The human body is composed of 18% carbon, but San Francisco-based sculptor Agelio Batle (previously featured here) has created a life-size human skeleton that’s 100% carbon. Entitled Ash Dancer, this graphite skellington is a both art and artistic medium.

“When placed on a custom made high-frequency vibrating table, the bones of the skeleton rub marks onto the surface, slowly creating an outline of its own form. The more the work rubs against the table, the more of itself is left behind, slowly transforming the graphite from sculpture to abstract drawings which Batle refers to as Ash Dances.”

Batle’s Ash Dancer is currently part of the murmer | tremble exhibition at the Jack Fischer Gallery in San Francisco which runs through December 29, 2016.

Visit Agelio Batle’s website to check out more of his beautiful graphite objects, some of which are available for purchase via the Colossal Shop.

[via Colossal and Gizmodo]


Look! It’s moving. It’s alive. It’s alive… And it’s got flower growing out of its head!
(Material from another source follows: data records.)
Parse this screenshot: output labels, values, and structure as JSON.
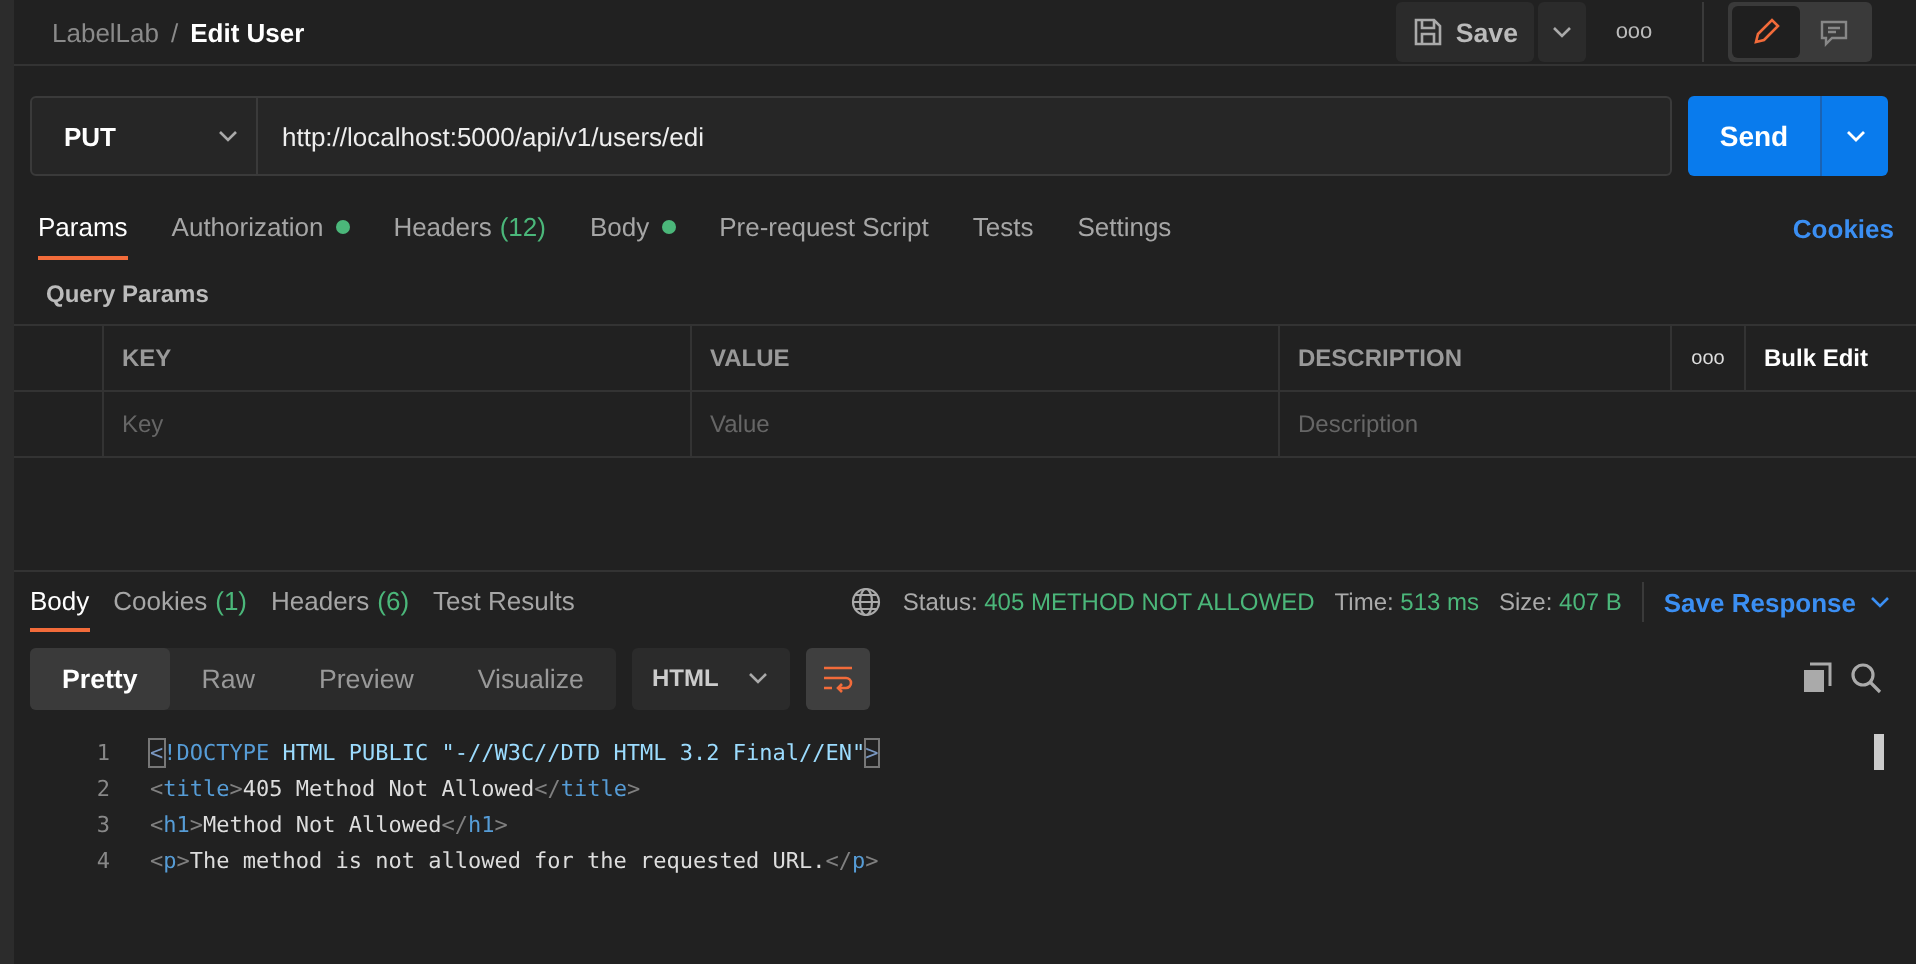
{
  "breadcrumb": {
    "workspace": "LabelLab",
    "separator": "/",
    "title": "Edit User"
  },
  "toolbar": {
    "save": "Save",
    "more": "ooo"
  },
  "view_toggle": [
    {
      "kind": "edit",
      "selected": true
    },
    {
      "kind": "comment",
      "selected": false
    }
  ],
  "request": {
    "method": "PUT",
    "url": "http://localhost:5000/api/v1/users/edi",
    "send": "Send"
  },
  "request_tabs": [
    {
      "label": "Params",
      "selected": true,
      "dot": false
    },
    {
      "label": "Authorization",
      "selected": false,
      "dot": true
    },
    {
      "label": "Headers",
      "count": "(12)",
      "selected": false,
      "dot": false
    },
    {
      "label": "Body",
      "selected": false,
      "dot": true
    },
    {
      "label": "Pre-request Script",
      "selected": false,
      "dot": false
    },
    {
      "label": "Tests",
      "selected": false,
      "dot": false
    },
    {
      "label": "Settings",
      "selected": false,
      "dot": false
    }
  ],
  "cookies_link": "Cookies",
  "query_params": {
    "title": "Query Params",
    "columns": [
      "KEY",
      "VALUE",
      "DESCRIPTION"
    ],
    "more": "ooo",
    "bulk_edit": "Bulk Edit",
    "placeholders": [
      "Key",
      "Value",
      "Description"
    ]
  },
  "response_tabs": [
    {
      "label": "Body",
      "selected": true
    },
    {
      "label": "Cookies",
      "count": "(1)",
      "selected": false
    },
    {
      "label": "Headers",
      "count": "(6)",
      "selected": false
    },
    {
      "label": "Test Results",
      "selected": false
    }
  ],
  "status": [
    {
      "label": "Status:",
      "value": "405 METHOD NOT ALLOWED"
    },
    {
      "label": "Time:",
      "value": "513 ms"
    },
    {
      "label": "Size:",
      "value": "407 B"
    }
  ],
  "save_response": "Save Response",
  "view_modes": [
    {
      "label": "Pretty",
      "selected": true
    },
    {
      "label": "Raw",
      "selected": false
    },
    {
      "label": "Preview",
      "selected": false
    },
    {
      "label": "Visualize",
      "selected": false
    }
  ],
  "format": "HTML",
  "wrap": {
    "on": true
  },
  "code": [
    {
      "number": "1",
      "parts": [
        {
          "kind": "bracket",
          "text": "<"
        },
        {
          "kind": "tag",
          "text": "!DOCTYPE"
        },
        {
          "kind": "attr",
          "text": " HTML PUBLIC \"-//W3C//DTD HTML 3.2 Final//EN\""
        },
        {
          "kind": "bracket",
          "text": ">"
        }
      ]
    },
    {
      "number": "2",
      "parts": [
        {
          "kind": "punct",
          "text": "<"
        },
        {
          "kind": "tag",
          "text": "title"
        },
        {
          "kind": "punct",
          "text": ">"
        },
        {
          "kind": "text",
          "text": "405 Method Not Allowed"
        },
        {
          "kind": "punct",
          "text": "</"
        },
        {
          "kind": "tag",
          "text": "title"
        },
        {
          "kind": "punct",
          "text": ">"
        }
      ]
    },
    {
      "number": "3",
      "parts": [
        {
          "kind": "punct",
          "text": "<"
        },
        {
          "kind": "tag",
          "text": "h1"
        },
        {
          "kind": "punct",
          "text": ">"
        },
        {
          "kind": "text",
          "text": "Method Not Allowed"
        },
        {
          "kind": "punct",
          "text": "</"
        },
        {
          "kind": "tag",
          "text": "h1"
        },
        {
          "kind": "punct",
          "text": ">"
        }
      ]
    },
    {
      "number": "4",
      "parts": [
        {
          "kind": "punct",
          "text": "<"
        },
        {
          "kind": "tag",
          "text": "p"
        },
        {
          "kind": "punct",
          "text": ">"
        },
        {
          "kind": "text",
          "text": "The method is not allowed for the requested URL."
        },
        {
          "kind": "punct",
          "text": "</"
        },
        {
          "kind": "tag",
          "text": "p"
        },
        {
          "kind": "punct",
          "text": ">"
        }
      ]
    }
  ]
}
These awesome Frankenstein Flowerpots are the work of Oregon-based sculpture artist Kat Bones. Each ceramic monster pot measures 9″x10″x10″ and is hand-painted with an underglaze. Kat makes green, white and unpainted versions, all of which are sold through her Kat Bones Etsy shop. She also takes custom orders for different colors. or any custom color you can think of.

Visit Kat Bones’ Facebook page and Etsy shop to check out more of her wonderfully monstrous creations.
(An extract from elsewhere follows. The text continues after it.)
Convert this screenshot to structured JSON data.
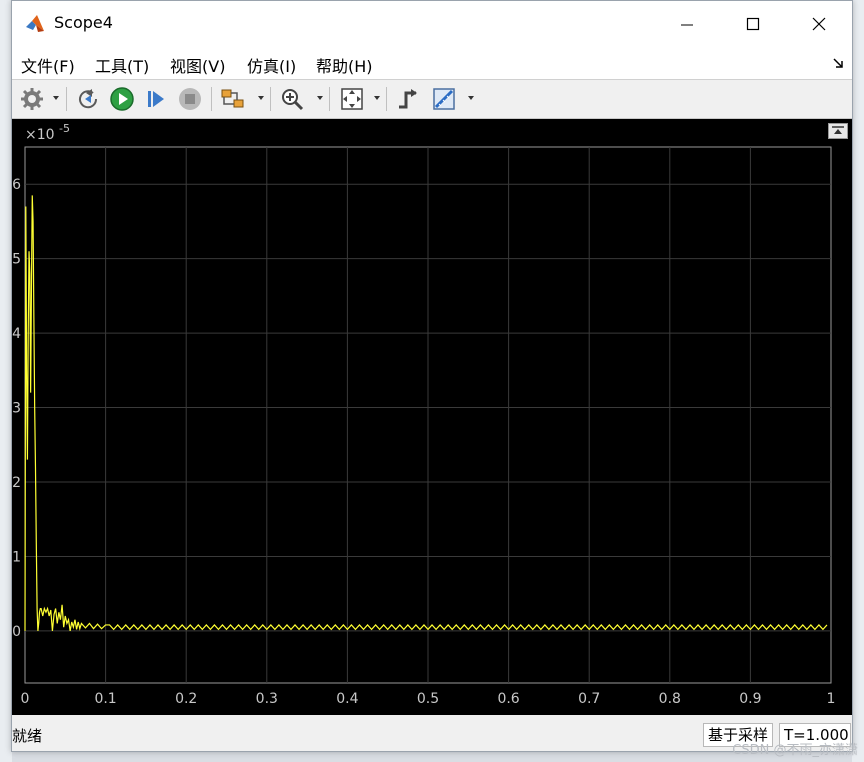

[via Nerd Approved]

“Luxury Problems” by Hannes Hummel

“Based on Andy Stott’s record »Luxury Problems« I created a set of 3 busts. In the same vein as his sample oriented, dark & chopped song structure, the process and methods used to create every bust are basically the same — with the help of »Autocad 123d catch« I scanned several stone sculptures and bones, recreated & remixed them digitally and created a set of surreal busts.”

thru Apr 25:

From the Vow Made
 Janine Antoni

Luhring Augustine Gallery, 531 W24th St., NYC

Janine Antoni’s solo exhibition includes a collection of seven sculptural works and a video collaboration with choreographer Stephen Petronio. These new works emerge from her study of milagros, sculptural votive offerings used in latin cultures. Ranging from body parts to domestic objects, milagros are often hung in churches as symbols of things in life requiring prayer, healing and protection. Antoni’s milagros are prayers for embodiment.